Abstract P019: Identifying Laboratory Markers of Incident Myocardial Infarction through Electronic Health Records
Background: Patients on hemodialysis (HD) are at high risk of cardiac events including myocardial infarction (MI). Electronic health records (EHRs) present a unique opportunity to observe biomedical changes in patients over time.
Purpose: To assess whether there were any distinct changes in laboratory values prior to an incident MI.
Methods: Using EHR data from a large dialysis organization, we identified 6,468 patients with an incident MI and selected an equal number of patients receiving dialysis on the same date without an MI. We abstracted six months of 12 regularly collected laboratory measures for their potential utility as a marker for incident MI: albumin, calcium, co2, creatinine, ferritin, hemoglobin, iron saturation, phosphorus, platelet, potassium, single pool Kt/V and white blood cell count. We used natural cubic spline regression to determine whether the trajectory of the laboratory values differed amongst patients with and without an incident MI.
Results: Of the 12 laboratory measures, 7 showed a distinct change between patients with and without MI, 14 to 28 days before the incident event. Three measures were related to inflammation (white blood cell count, iron saturation, and ferritin; see Figure 1), 3 measures were related to malnutrition (albumin, creatinine, phosphorous), along with single pool kt/v.
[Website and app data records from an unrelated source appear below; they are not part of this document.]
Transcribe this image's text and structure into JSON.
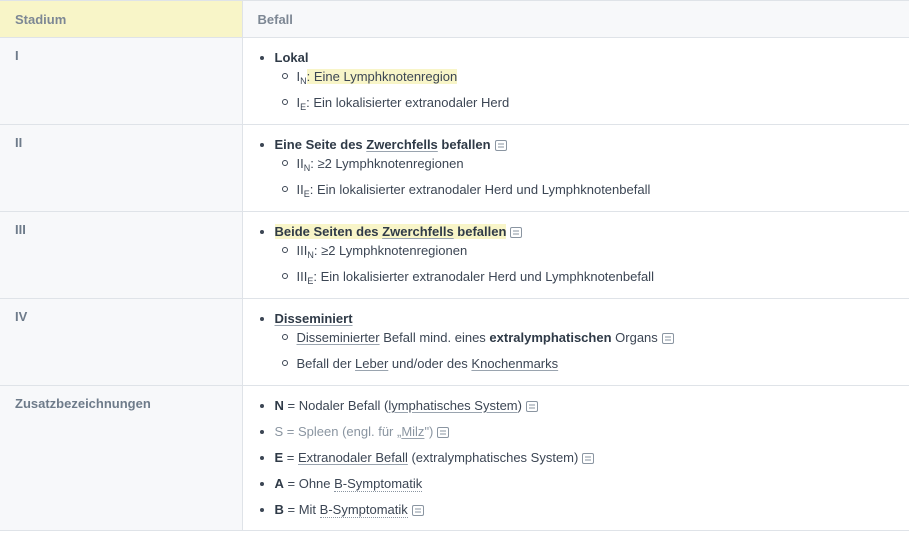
{
  "header": {
    "stadium": "Stadium",
    "befall": "Befall"
  },
  "rows": [
    {
      "stage": "I",
      "main": "Lokal",
      "sub": [
        {
          "prefix": "I",
          "subscript": "N",
          "text": ": Eine Lymphknotenregion"
        },
        {
          "prefix": "I",
          "subscript": "E",
          "text": ": Ein lokalisierter extranodaler Herd"
        }
      ]
    },
    {
      "stage": "II",
      "main_a": "Eine Seite des ",
      "main_b": "Zwerchfells",
      "main_c": " befallen",
      "sub": [
        {
          "prefix": "II",
          "subscript": "N",
          "text": ": ≥2 Lymphknotenregionen"
        },
        {
          "prefix": "II",
          "subscript": "E",
          "text": ": Ein lokalisierter extranodaler Herd und Lymphknotenbefall"
        }
      ]
    },
    {
      "stage": "III",
      "main_a": "Beide Seiten des ",
      "main_b": "Zwerchfells",
      "main_c": " befallen",
      "sub": [
        {
          "prefix": "III",
          "subscript": "N",
          "text": ": ≥2 Lymphknotenregionen"
        },
        {
          "prefix": "III",
          "subscript": "E",
          "text": ": Ein lokalisierter extranodaler Herd und Lymphknotenbefall"
        }
      ]
    },
    {
      "stage": "IV",
      "main": "Disseminiert",
      "sub1": {
        "a": "Disseminierter",
        "b": " Befall mind. eines ",
        "c": "extralymphatischen",
        "d": " Organs"
      },
      "sub2": {
        "a": "Befall der ",
        "b": "Leber",
        "c": " und/oder des ",
        "d": "Knochenmarks"
      }
    },
    {
      "stage": "Zusatzbezeichnungen",
      "items": [
        {
          "key": "N",
          "a": " = Nodaler Befall (",
          "b": "lymphatisches System",
          "c": ")"
        },
        {
          "key": "S",
          "a": " = Spleen (engl. für „",
          "b": "Milz",
          "c": "\")"
        },
        {
          "key": "E",
          "a": " = ",
          "b": "Extranodaler Befall",
          "c": " (extralymphatisches System)"
        },
        {
          "key": "A",
          "a": " = Ohne ",
          "b": "B-Symptomatik",
          "c": ""
        },
        {
          "key": "B",
          "a": " = Mit ",
          "b": "B-Symptomatik",
          "c": ""
        }
      ]
    }
  ]
}
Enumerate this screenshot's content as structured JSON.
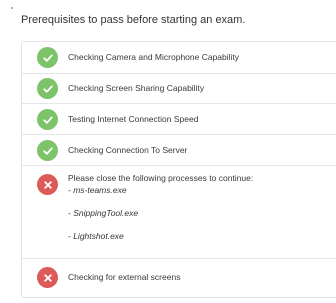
{
  "heading": "Prerequisites to pass before starting an exam.",
  "colors": {
    "success": "#7cc36a",
    "failure": "#dc5a5a",
    "border": "#e2e2e2"
  },
  "checks": [
    {
      "label": "Checking Camera and Microphone Capability",
      "status": "passed",
      "icon": "check-icon"
    },
    {
      "label": "Checking Screen Sharing Capability",
      "status": "passed",
      "icon": "check-icon"
    },
    {
      "label": "Testing Internet Connection Speed",
      "status": "passed",
      "icon": "check-icon"
    },
    {
      "label": "Checking Connection To Server",
      "status": "passed",
      "icon": "check-icon"
    },
    {
      "label": "Please close the following processes to continue:",
      "status": "failed",
      "icon": "x-icon",
      "processes": [
        {
          "prefix": "- ",
          "name": "ms-teams.exe"
        },
        {
          "prefix": "- ",
          "name": "SnippingTool.exe"
        },
        {
          "prefix": "- ",
          "name": "Lightshot.exe"
        }
      ]
    },
    {
      "label": "Checking for external screens",
      "status": "failed",
      "icon": "x-icon"
    }
  ]
}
Conclusion: Distinct changes in routinely collected laboratories are observed prior to an MI. Future studies based on our results will focus on whether these changes can be used in real-time to predict MI risk in HD patients.
Author Disclosures: B.A. Goldstein: None. T.I. Chang: None. T. Hastie: None. W.C. Winkelmayer: None.
This research has received full or partial funding support from the American Heart Association, National Center.
- © 2014 by American Heart Association, Inc.